What to produce
Would you set down every entry again, exactly as written?

________________________

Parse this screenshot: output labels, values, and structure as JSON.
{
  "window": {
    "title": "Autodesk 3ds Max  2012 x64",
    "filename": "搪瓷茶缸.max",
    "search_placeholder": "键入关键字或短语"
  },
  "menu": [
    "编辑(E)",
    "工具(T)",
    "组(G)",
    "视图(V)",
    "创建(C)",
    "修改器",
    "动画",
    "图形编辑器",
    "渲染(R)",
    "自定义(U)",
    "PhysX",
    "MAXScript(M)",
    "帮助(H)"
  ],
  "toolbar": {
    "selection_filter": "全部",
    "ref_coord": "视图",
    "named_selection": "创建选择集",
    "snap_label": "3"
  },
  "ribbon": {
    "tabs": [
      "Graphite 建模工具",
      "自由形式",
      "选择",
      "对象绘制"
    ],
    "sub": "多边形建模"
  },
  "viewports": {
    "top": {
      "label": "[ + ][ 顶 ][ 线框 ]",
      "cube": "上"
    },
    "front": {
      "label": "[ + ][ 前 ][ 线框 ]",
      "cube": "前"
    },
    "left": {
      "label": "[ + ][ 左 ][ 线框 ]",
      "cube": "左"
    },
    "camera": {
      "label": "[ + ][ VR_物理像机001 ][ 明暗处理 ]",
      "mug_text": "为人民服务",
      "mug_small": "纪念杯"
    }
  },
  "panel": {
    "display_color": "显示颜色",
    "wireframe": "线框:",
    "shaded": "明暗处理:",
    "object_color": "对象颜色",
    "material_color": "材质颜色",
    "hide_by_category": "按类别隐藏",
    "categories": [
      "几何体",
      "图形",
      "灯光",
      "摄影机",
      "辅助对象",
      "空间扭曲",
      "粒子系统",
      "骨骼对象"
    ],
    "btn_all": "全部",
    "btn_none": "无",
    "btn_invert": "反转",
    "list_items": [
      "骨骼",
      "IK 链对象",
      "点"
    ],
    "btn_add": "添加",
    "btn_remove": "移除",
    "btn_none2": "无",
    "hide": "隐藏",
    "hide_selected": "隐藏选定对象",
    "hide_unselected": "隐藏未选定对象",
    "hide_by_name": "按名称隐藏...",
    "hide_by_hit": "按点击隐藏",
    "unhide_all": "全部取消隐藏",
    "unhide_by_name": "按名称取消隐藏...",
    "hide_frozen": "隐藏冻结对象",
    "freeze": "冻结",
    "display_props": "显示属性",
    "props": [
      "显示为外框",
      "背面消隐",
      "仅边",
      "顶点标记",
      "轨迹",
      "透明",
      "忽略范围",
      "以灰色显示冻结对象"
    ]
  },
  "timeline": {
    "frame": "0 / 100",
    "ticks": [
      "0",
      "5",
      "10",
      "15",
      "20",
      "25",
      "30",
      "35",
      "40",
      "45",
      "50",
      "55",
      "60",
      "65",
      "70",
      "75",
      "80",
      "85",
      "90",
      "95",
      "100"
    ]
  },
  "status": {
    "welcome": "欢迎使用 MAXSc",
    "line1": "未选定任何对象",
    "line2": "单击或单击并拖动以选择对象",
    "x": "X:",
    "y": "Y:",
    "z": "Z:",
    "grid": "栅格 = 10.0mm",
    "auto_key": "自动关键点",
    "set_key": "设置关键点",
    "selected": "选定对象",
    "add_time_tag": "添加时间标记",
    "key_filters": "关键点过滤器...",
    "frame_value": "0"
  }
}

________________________

Output of the exercise
Parse this screenshot: output labels, values, and structure as JSON.
{
  "window": {
    "title": "Autodesk 3ds Max  2012 x64",
    "filename": "搪瓷茶缸.max",
    "search_placeholder": "键入关键字或短语"
  },
  "menu": [
    "编辑(E)",
    "工具(T)",
    "组(G)",
    "视图(V)",
    "创建(C)",
    "修改器",
    "动画",
    "图形编辑器",
    "渲染(R)",
    "自定义(U)",
    "PhysX",
    "MAXScript(M)",
    "帮助(H)"
  ],
  "toolbar": {
    "selection_filter": "全部",
    "ref_coord": "视图",
    "named_selection": "创建选择集",
    "snap_label": "3"
  },
  "ribbon": {
    "tabs": [
      "Graphite 建模工具",
      "自由形式",
      "选择",
      "对象绘制"
    ],
    "sub": "多边形建模"
  },
  "viewports": {
    "top": {
      "label": "[ + ][ 顶 ][ 线框 ]",
      "cube": "上"
    },
    "front": {
      "label": "[ + ][ 前 ][ 线框 ]",
      "cube": "前"
    },
    "left": {
      "label": "[ + ][ 左 ][ 线框 ]",
      "cube": "左"
    },
    "camera": {
      "label": "[ + ][ VR_物理像机001 ][ 明暗处理 ]",
      "mug_text": "为人民服务",
      "mug_small": "纪念杯"
    }
  },
  "panel": {
    "display_color": "显示颜色",
    "wireframe": "线框:",
    "shaded": "明暗处理:",
    "object_color": "对象颜色",
    "material_color": "材质颜色",
    "hide_by_category": "按类别隐藏",
    "categories": [
      "几何体",
      "图形",
      "灯光",
      "摄影机",
      "辅助对象",
      "空间扭曲",
      "粒子系统",
      "骨骼对象"
    ],
    "btn_all": "全部",
    "btn_none": "无",
    "btn_invert": "反转",
    "list_items": [
      "骨骼",
      "IK 链对象",
      "点"
    ],
    "btn_add": "添加",
    "btn_remove": "移除",
    "btn_none2": "无",
    "hide": "隐藏",
    "hide_selected": "隐藏选定对象",
    "hide_unselected": "隐藏未选定对象",
    "hide_by_name": "按名称隐藏...",
    "hide_by_hit": "按点击隐藏",
    "unhide_all": "全部取消隐藏",
    "unhide_by_name": "按名称取消隐藏...",
    "hide_frozen": "隐藏冻结对象",
    "freeze": "冻结",
    "display_props": "显示属性",
    "props": [
      "显示为外框",
      "背面消隐",
      "仅边",
      "顶点标记",
      "轨迹",
      "透明",
      "忽略范围",
      "以灰色显示冻结对象"
    ]
  },
  "timeline": {
    "frame": "0 / 100",
    "ticks": [
      "0",
      "5",
      "10",
      "15",
      "20",
      "25",
      "30",
      "35",
      "40",
      "45",
      "50",
      "55",
      "60",
      "65",
      "70",
      "75",
      "80",
      "85",
      "90",
      "95",
      "100"
    ]
  },
  "status": {
    "welcome": "欢迎使用 MAXSc",
    "line1": "未选定任何对象",
    "line2": "单击或单击并拖动以选择对象",
    "x": "X:",
    "y": "Y:",
    "z": "Z:",
    "grid": "栅格 = 10.0mm",
    "auto_key": "自动关键点",
    "set_key": "设置关键点",
    "selected": "选定对象",
    "add_time_tag": "添加时间标记",
    "key_filters": "关键点过滤器...",
    "frame_value": "0"
  }
}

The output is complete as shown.